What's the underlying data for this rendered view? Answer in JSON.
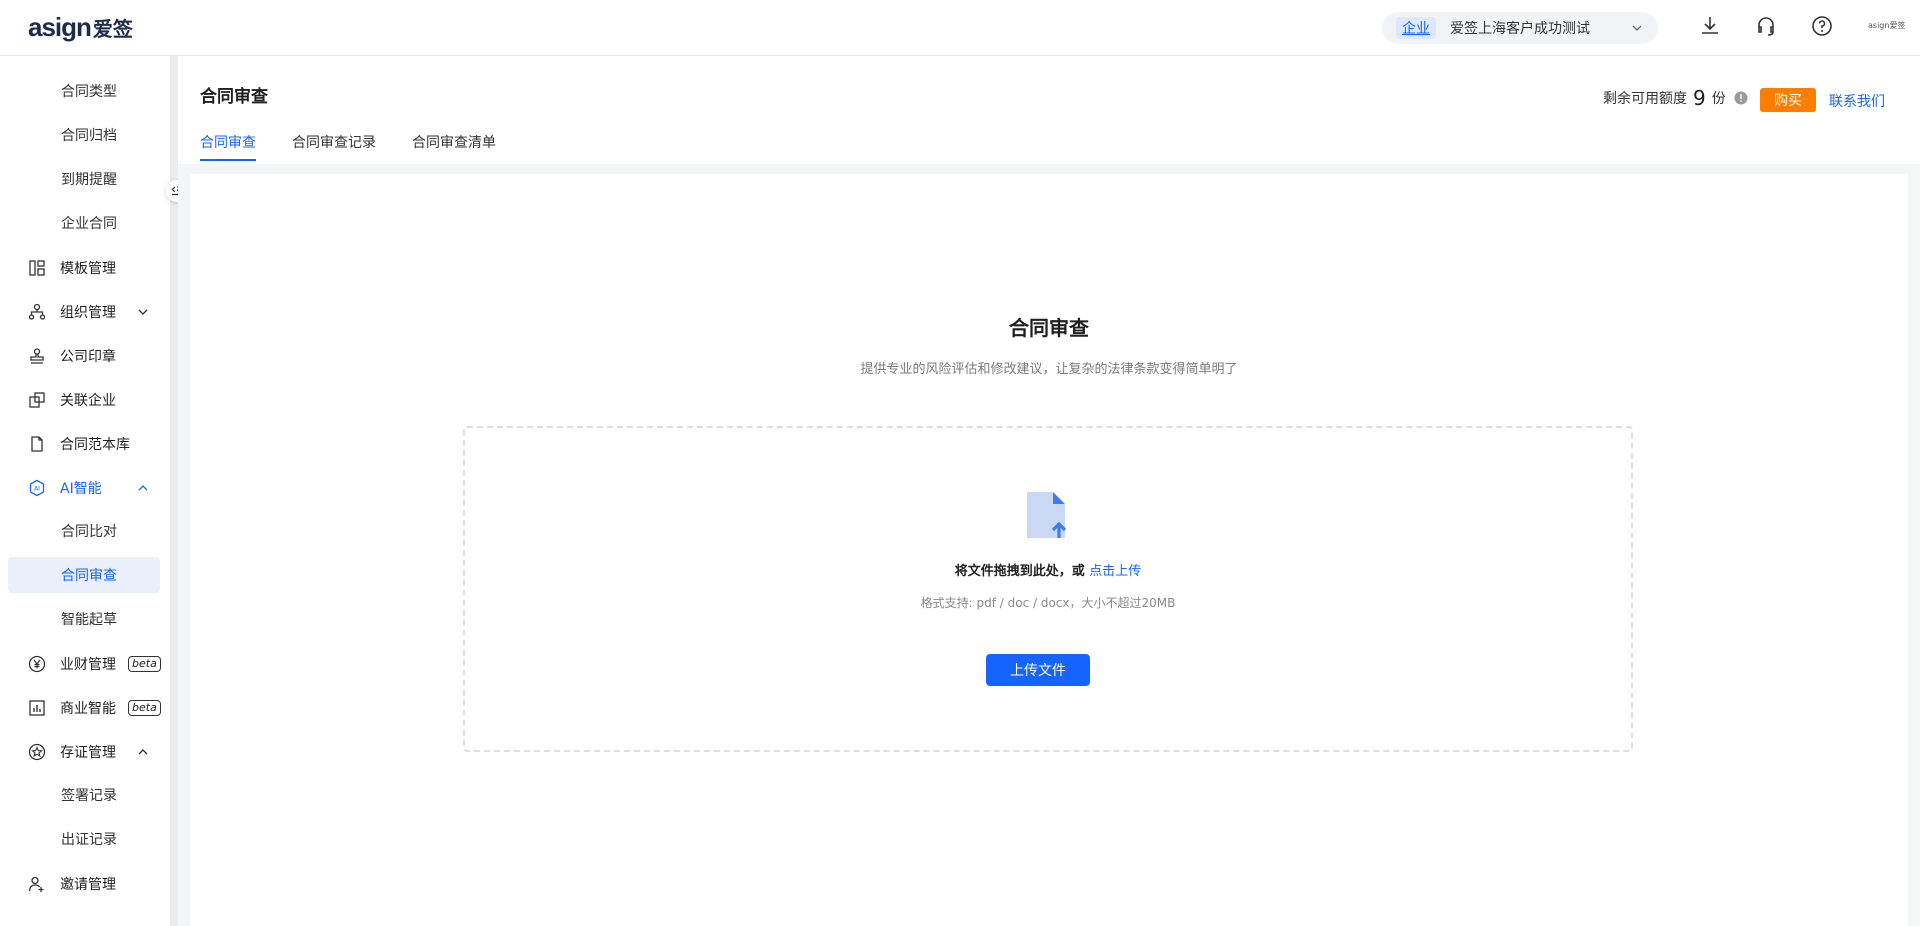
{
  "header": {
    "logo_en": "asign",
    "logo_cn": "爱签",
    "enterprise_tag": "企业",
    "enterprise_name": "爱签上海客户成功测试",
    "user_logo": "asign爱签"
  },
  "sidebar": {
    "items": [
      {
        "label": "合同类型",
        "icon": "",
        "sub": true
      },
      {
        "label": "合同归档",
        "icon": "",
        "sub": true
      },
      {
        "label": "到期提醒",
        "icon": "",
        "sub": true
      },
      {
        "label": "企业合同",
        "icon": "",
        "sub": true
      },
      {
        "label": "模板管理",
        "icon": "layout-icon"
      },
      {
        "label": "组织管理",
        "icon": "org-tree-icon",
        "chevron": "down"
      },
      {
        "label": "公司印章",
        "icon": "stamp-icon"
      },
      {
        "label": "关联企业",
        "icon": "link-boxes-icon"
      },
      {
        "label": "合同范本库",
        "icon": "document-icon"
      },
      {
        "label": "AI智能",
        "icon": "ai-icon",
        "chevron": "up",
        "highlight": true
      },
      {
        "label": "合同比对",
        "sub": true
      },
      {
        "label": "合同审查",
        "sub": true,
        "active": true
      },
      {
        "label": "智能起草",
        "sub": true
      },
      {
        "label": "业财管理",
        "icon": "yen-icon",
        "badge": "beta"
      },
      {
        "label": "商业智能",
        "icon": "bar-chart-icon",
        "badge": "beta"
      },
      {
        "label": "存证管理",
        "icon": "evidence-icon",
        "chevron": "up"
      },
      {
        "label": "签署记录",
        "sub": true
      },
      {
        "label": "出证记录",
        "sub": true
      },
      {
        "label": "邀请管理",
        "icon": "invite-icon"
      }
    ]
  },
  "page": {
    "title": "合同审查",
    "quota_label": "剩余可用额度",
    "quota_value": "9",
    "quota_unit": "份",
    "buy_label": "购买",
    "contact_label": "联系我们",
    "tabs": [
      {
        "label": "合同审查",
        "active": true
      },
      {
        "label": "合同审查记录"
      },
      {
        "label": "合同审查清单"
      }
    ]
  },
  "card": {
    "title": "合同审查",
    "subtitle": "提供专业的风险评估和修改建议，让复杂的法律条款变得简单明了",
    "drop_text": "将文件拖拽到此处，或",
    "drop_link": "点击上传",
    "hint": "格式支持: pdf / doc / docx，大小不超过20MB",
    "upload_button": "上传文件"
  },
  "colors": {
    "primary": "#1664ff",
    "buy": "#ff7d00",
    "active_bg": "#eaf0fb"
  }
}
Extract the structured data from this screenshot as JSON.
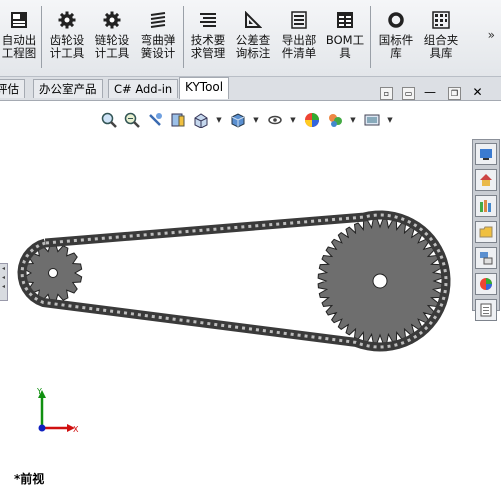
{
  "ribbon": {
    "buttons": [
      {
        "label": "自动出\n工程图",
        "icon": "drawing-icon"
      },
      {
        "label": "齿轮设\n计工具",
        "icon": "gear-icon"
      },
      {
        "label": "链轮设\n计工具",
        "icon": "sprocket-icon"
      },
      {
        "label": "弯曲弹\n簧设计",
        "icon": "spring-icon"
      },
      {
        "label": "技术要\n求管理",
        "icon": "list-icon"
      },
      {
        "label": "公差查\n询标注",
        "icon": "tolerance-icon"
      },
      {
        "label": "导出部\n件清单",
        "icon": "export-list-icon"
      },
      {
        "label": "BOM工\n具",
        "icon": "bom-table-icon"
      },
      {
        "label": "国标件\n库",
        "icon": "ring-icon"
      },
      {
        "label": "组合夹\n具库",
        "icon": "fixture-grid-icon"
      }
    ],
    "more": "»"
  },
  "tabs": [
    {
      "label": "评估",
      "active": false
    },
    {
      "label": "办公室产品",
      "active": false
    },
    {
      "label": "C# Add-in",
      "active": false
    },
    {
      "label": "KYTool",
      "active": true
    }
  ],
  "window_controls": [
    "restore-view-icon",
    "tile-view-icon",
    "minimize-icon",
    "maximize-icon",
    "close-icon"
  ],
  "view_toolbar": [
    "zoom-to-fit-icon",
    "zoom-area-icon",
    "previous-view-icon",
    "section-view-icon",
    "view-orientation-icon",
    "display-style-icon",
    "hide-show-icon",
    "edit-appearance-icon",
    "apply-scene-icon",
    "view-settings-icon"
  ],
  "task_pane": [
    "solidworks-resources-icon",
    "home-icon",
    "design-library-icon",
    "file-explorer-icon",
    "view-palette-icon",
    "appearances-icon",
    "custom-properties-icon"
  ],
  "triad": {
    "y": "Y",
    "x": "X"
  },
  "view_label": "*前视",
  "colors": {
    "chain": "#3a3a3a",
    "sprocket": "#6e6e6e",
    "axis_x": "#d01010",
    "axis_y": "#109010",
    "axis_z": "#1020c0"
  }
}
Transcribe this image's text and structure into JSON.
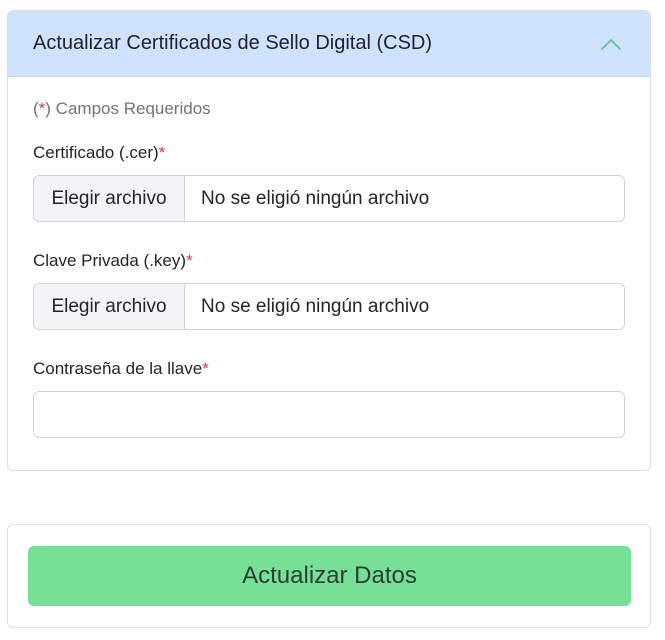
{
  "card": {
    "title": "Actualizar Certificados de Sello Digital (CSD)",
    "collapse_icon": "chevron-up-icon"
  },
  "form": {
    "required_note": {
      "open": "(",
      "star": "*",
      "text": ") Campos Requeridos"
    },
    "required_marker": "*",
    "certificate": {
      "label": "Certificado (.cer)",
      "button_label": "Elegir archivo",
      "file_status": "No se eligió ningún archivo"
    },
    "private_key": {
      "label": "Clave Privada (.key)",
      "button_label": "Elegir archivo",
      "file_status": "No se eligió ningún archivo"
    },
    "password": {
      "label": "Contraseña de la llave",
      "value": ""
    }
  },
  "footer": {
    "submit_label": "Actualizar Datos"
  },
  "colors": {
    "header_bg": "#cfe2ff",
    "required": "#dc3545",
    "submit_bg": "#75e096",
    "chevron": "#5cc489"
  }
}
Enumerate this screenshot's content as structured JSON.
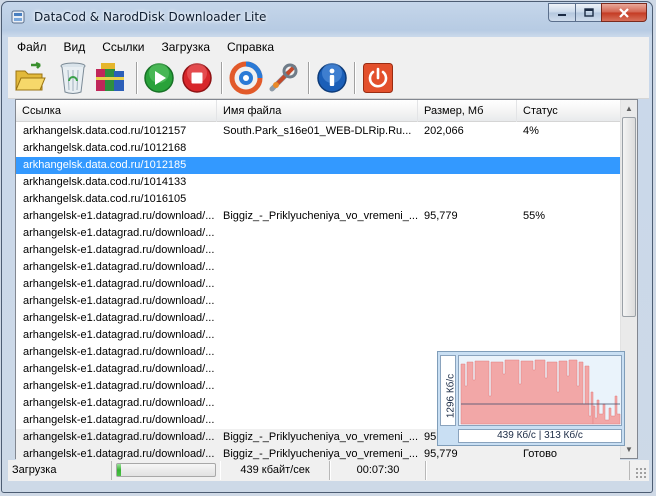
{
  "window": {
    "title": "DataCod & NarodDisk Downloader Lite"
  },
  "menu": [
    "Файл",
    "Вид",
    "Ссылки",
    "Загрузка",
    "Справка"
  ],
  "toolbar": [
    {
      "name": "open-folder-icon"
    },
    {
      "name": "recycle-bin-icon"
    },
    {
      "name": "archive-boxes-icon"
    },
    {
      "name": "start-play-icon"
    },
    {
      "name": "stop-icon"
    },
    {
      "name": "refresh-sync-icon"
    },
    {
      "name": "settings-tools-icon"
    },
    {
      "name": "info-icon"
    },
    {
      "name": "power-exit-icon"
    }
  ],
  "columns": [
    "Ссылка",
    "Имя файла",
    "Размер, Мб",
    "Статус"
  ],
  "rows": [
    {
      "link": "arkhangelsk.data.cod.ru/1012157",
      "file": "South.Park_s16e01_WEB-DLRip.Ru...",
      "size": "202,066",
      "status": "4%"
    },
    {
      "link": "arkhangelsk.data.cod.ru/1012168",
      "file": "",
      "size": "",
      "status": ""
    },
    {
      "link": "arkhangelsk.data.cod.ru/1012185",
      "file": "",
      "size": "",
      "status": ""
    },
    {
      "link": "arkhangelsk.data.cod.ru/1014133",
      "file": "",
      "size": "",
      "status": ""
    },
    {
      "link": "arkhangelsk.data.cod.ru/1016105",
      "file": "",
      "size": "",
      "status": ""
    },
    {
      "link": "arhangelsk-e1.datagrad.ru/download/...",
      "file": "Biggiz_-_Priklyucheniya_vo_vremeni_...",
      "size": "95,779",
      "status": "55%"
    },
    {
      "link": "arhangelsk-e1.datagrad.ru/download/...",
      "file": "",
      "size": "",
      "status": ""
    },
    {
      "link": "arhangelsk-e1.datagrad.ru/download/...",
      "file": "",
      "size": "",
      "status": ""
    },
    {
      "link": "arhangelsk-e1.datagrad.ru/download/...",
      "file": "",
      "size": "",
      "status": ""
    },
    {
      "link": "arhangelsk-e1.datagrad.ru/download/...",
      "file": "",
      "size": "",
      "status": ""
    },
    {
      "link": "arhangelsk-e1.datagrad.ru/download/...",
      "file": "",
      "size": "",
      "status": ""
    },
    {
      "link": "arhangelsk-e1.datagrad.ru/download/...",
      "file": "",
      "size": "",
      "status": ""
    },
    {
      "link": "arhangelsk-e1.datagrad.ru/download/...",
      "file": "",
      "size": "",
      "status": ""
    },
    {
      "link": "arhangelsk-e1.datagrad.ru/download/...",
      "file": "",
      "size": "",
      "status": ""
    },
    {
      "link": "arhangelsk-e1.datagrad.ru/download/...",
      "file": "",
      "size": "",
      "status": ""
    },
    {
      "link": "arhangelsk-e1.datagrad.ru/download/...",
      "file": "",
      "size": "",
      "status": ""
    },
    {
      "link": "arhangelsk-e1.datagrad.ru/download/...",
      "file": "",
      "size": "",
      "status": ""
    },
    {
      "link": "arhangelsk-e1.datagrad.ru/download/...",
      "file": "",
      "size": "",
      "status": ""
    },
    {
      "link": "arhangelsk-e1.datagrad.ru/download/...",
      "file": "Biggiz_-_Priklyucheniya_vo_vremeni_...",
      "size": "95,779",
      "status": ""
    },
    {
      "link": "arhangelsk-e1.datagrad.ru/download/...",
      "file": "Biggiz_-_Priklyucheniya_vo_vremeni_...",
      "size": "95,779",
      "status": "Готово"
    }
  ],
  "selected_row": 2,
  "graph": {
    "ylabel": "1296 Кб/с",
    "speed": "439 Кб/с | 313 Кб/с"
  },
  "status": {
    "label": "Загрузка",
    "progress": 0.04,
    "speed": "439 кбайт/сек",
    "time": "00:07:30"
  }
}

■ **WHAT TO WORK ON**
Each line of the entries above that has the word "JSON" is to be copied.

■ **RESPONSE**
What's the underlying data for this rendered view? Answer in JSON.
Extract the structured data from this screenshot as JSON.
Transcribe this image's text and structure into JSON.
Enumerate this screenshot's content as structured JSON.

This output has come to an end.